**The task**
Can you copy out the data exactly? Leave the images out.

- - -

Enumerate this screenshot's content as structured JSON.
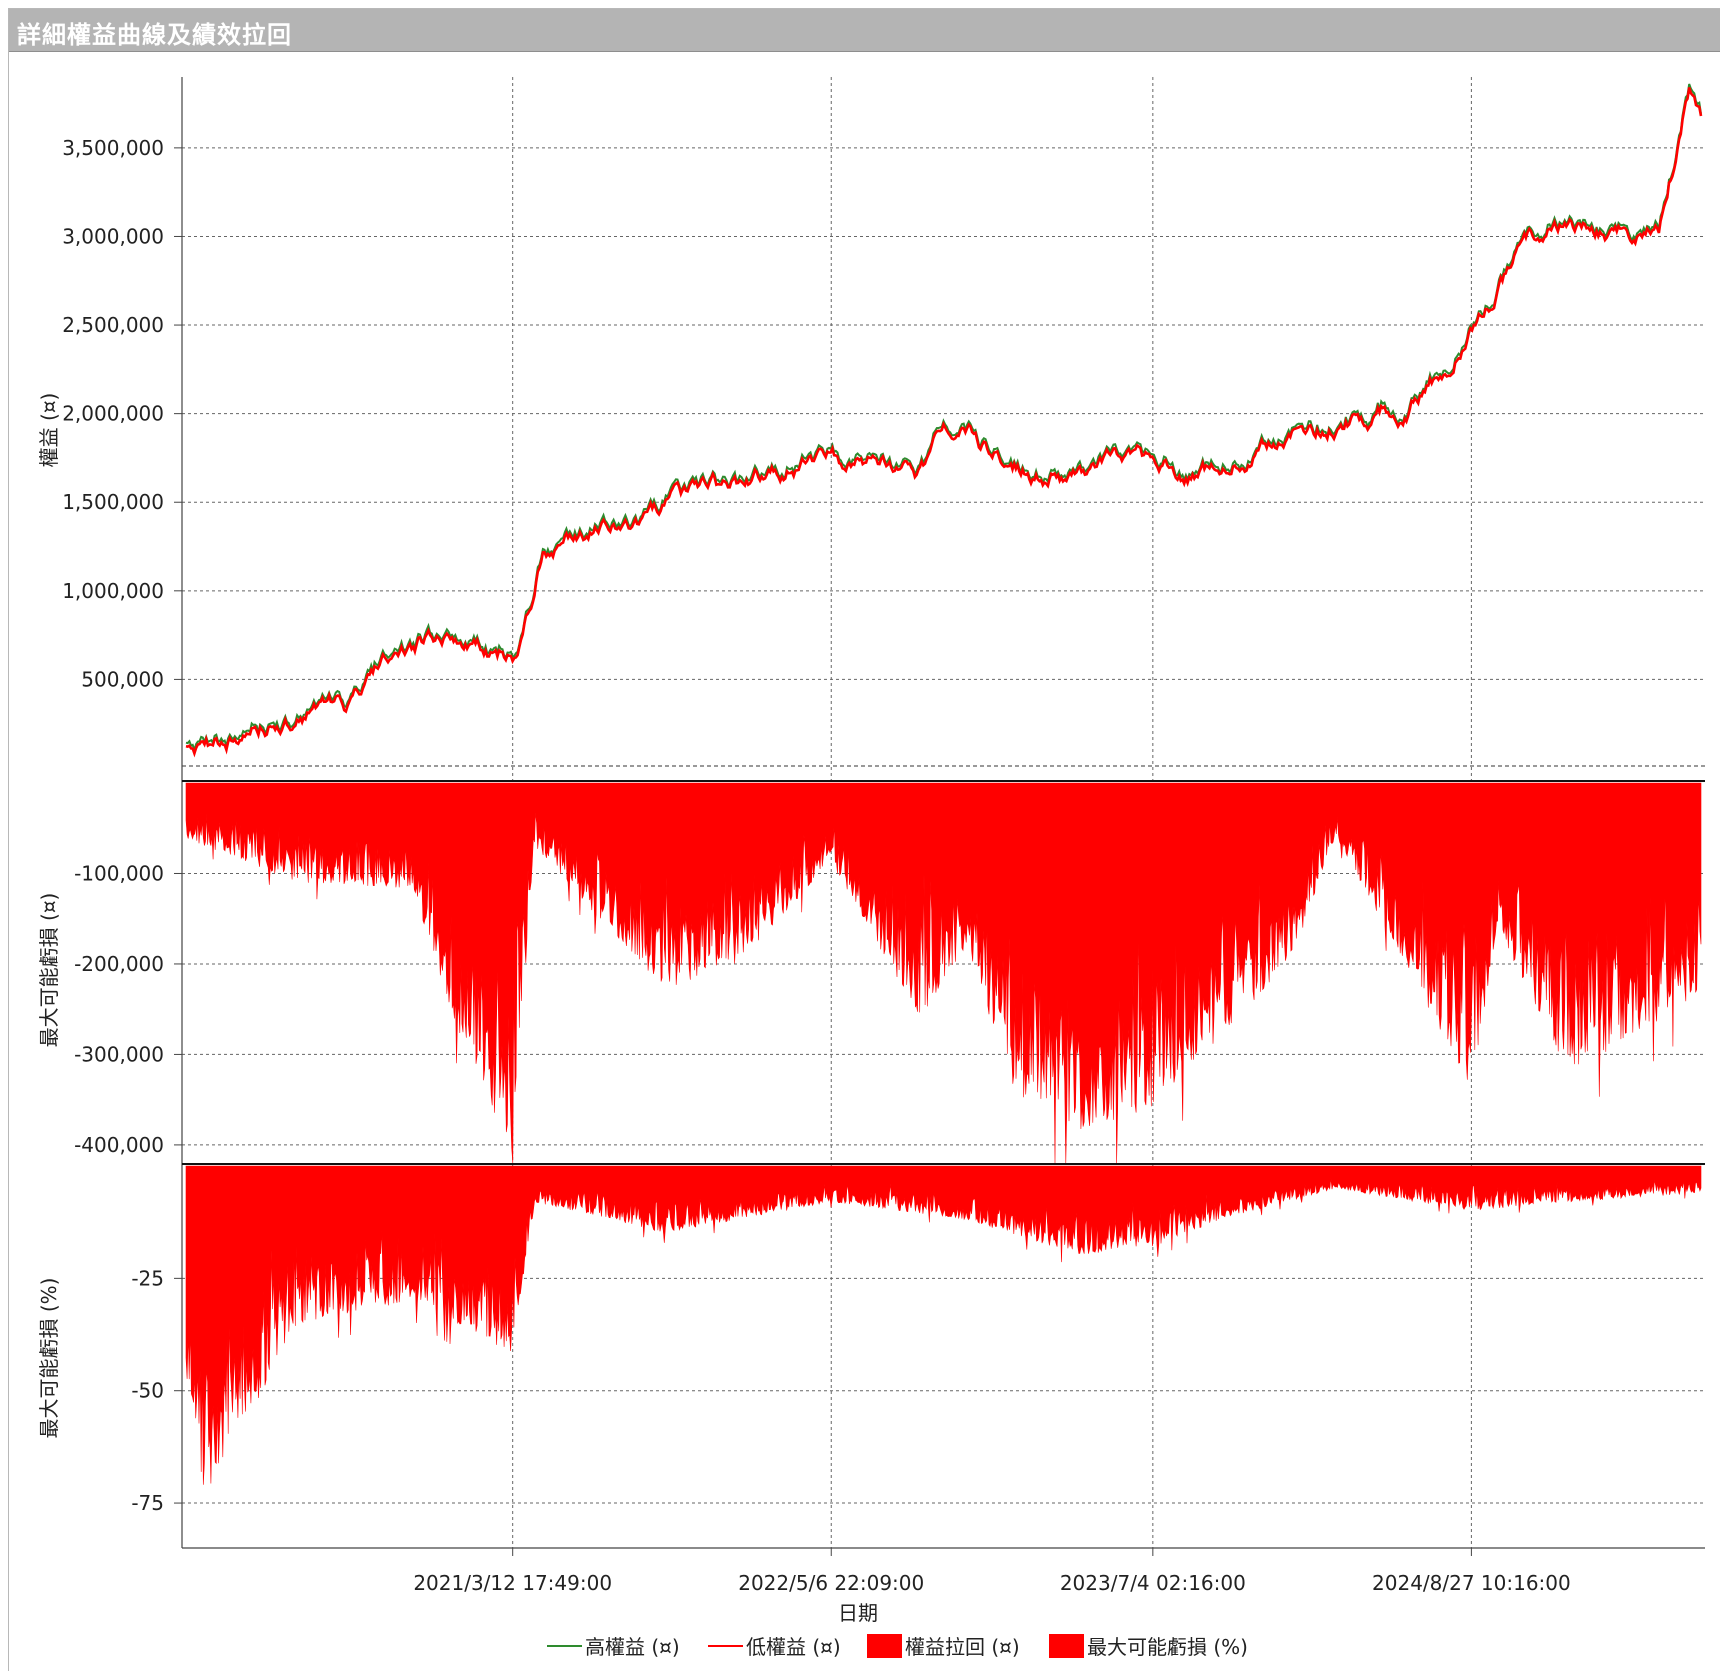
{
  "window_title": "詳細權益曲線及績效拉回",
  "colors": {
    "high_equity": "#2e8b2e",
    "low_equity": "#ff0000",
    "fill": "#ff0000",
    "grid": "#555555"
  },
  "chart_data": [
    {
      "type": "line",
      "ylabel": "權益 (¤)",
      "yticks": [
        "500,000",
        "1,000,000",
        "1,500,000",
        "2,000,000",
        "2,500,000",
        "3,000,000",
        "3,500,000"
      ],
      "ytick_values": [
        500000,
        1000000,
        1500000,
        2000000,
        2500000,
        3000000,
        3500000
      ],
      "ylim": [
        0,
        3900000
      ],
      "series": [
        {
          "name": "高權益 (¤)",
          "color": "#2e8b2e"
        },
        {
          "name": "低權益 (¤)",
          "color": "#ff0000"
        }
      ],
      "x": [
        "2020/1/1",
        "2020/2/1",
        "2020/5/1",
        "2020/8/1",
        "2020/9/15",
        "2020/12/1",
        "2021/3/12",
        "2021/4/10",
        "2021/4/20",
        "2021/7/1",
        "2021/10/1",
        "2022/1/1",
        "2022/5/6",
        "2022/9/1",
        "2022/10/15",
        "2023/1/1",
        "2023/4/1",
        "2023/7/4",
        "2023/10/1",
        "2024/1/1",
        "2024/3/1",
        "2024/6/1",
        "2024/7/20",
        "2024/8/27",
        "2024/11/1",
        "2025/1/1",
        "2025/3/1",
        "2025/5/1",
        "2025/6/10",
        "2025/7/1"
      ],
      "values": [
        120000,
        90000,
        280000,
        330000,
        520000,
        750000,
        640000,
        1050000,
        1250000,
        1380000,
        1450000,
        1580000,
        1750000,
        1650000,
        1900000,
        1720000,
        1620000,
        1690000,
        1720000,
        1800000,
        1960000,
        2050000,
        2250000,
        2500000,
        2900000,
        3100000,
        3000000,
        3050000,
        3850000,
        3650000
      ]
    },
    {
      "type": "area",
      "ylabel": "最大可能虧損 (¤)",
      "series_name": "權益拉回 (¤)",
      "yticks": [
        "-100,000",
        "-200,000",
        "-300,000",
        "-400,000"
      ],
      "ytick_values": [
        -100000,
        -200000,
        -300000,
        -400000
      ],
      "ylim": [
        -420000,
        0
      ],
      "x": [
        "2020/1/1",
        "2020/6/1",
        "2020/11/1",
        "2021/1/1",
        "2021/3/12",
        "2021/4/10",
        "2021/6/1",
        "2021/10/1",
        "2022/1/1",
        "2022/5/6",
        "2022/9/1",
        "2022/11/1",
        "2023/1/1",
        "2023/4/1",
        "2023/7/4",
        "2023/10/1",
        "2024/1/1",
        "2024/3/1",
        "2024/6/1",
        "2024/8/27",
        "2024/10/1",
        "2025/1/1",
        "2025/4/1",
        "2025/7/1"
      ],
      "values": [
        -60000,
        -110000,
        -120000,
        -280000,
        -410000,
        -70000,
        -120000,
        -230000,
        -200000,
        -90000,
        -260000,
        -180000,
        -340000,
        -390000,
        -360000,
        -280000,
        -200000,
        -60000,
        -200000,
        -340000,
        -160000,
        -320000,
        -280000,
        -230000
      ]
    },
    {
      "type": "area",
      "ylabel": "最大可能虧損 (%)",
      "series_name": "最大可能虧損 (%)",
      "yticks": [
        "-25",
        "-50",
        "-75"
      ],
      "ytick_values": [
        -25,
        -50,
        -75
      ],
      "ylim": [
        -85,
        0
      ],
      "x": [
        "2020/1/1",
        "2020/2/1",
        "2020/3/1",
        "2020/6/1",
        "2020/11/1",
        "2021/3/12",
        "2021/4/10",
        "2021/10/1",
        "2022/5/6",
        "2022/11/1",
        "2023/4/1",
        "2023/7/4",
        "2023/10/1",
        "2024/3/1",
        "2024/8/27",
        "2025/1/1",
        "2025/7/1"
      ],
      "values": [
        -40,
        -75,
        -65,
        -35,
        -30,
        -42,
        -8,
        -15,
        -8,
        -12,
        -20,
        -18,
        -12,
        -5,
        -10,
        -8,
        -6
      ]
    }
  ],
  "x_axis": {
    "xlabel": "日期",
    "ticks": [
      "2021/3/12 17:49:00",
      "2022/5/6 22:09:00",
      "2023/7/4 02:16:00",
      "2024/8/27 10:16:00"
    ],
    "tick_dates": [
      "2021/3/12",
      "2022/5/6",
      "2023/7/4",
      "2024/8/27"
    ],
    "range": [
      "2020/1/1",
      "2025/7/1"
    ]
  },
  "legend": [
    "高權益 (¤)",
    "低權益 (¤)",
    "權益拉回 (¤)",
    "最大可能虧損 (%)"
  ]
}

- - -

**Task solution**
Enumerate this screenshot's content as structured JSON.
{
  "window_title": "詳細權益曲線及績效拉回",
  "colors": {
    "high_equity": "#2e8b2e",
    "low_equity": "#ff0000",
    "fill": "#ff0000",
    "grid": "#555555"
  },
  "chart_data": [
    {
      "type": "line",
      "ylabel": "權益 (¤)",
      "yticks": [
        "500,000",
        "1,000,000",
        "1,500,000",
        "2,000,000",
        "2,500,000",
        "3,000,000",
        "3,500,000"
      ],
      "ytick_values": [
        500000,
        1000000,
        1500000,
        2000000,
        2500000,
        3000000,
        3500000
      ],
      "ylim": [
        0,
        3900000
      ],
      "series": [
        {
          "name": "高權益 (¤)",
          "color": "#2e8b2e"
        },
        {
          "name": "低權益 (¤)",
          "color": "#ff0000"
        }
      ],
      "x": [
        "2020/1/1",
        "2020/2/1",
        "2020/5/1",
        "2020/8/1",
        "2020/9/15",
        "2020/12/1",
        "2021/3/12",
        "2021/4/10",
        "2021/4/20",
        "2021/7/1",
        "2021/10/1",
        "2022/1/1",
        "2022/5/6",
        "2022/9/1",
        "2022/10/15",
        "2023/1/1",
        "2023/4/1",
        "2023/7/4",
        "2023/10/1",
        "2024/1/1",
        "2024/3/1",
        "2024/6/1",
        "2024/7/20",
        "2024/8/27",
        "2024/11/1",
        "2025/1/1",
        "2025/3/1",
        "2025/5/1",
        "2025/6/10",
        "2025/7/1"
      ],
      "values": [
        120000,
        90000,
        280000,
        330000,
        520000,
        750000,
        640000,
        1050000,
        1250000,
        1380000,
        1450000,
        1580000,
        1750000,
        1650000,
        1900000,
        1720000,
        1620000,
        1690000,
        1720000,
        1800000,
        1960000,
        2050000,
        2250000,
        2500000,
        2900000,
        3100000,
        3000000,
        3050000,
        3850000,
        3650000
      ]
    },
    {
      "type": "area",
      "ylabel": "最大可能虧損 (¤)",
      "series_name": "權益拉回 (¤)",
      "yticks": [
        "-100,000",
        "-200,000",
        "-300,000",
        "-400,000"
      ],
      "ytick_values": [
        -100000,
        -200000,
        -300000,
        -400000
      ],
      "ylim": [
        -420000,
        0
      ],
      "x": [
        "2020/1/1",
        "2020/6/1",
        "2020/11/1",
        "2021/1/1",
        "2021/3/12",
        "2021/4/10",
        "2021/6/1",
        "2021/10/1",
        "2022/1/1",
        "2022/5/6",
        "2022/9/1",
        "2022/11/1",
        "2023/1/1",
        "2023/4/1",
        "2023/7/4",
        "2023/10/1",
        "2024/1/1",
        "2024/3/1",
        "2024/6/1",
        "2024/8/27",
        "2024/10/1",
        "2025/1/1",
        "2025/4/1",
        "2025/7/1"
      ],
      "values": [
        -60000,
        -110000,
        -120000,
        -280000,
        -410000,
        -70000,
        -120000,
        -230000,
        -200000,
        -90000,
        -260000,
        -180000,
        -340000,
        -390000,
        -360000,
        -280000,
        -200000,
        -60000,
        -200000,
        -340000,
        -160000,
        -320000,
        -280000,
        -230000
      ]
    },
    {
      "type": "area",
      "ylabel": "最大可能虧損 (%)",
      "series_name": "最大可能虧損 (%)",
      "yticks": [
        "-25",
        "-50",
        "-75"
      ],
      "ytick_values": [
        -25,
        -50,
        -75
      ],
      "ylim": [
        -85,
        0
      ],
      "x": [
        "2020/1/1",
        "2020/2/1",
        "2020/3/1",
        "2020/6/1",
        "2020/11/1",
        "2021/3/12",
        "2021/4/10",
        "2021/10/1",
        "2022/5/6",
        "2022/11/1",
        "2023/4/1",
        "2023/7/4",
        "2023/10/1",
        "2024/3/1",
        "2024/8/27",
        "2025/1/1",
        "2025/7/1"
      ],
      "values": [
        -40,
        -75,
        -65,
        -35,
        -30,
        -42,
        -8,
        -15,
        -8,
        -12,
        -20,
        -18,
        -12,
        -5,
        -10,
        -8,
        -6
      ]
    }
  ],
  "x_axis": {
    "xlabel": "日期",
    "ticks": [
      "2021/3/12 17:49:00",
      "2022/5/6 22:09:00",
      "2023/7/4 02:16:00",
      "2024/8/27 10:16:00"
    ],
    "tick_dates": [
      "2021/3/12",
      "2022/5/6",
      "2023/7/4",
      "2024/8/27"
    ],
    "range": [
      "2020/1/1",
      "2025/7/1"
    ]
  },
  "legend": [
    "高權益 (¤)",
    "低權益 (¤)",
    "權益拉回 (¤)",
    "最大可能虧損 (%)"
  ]
}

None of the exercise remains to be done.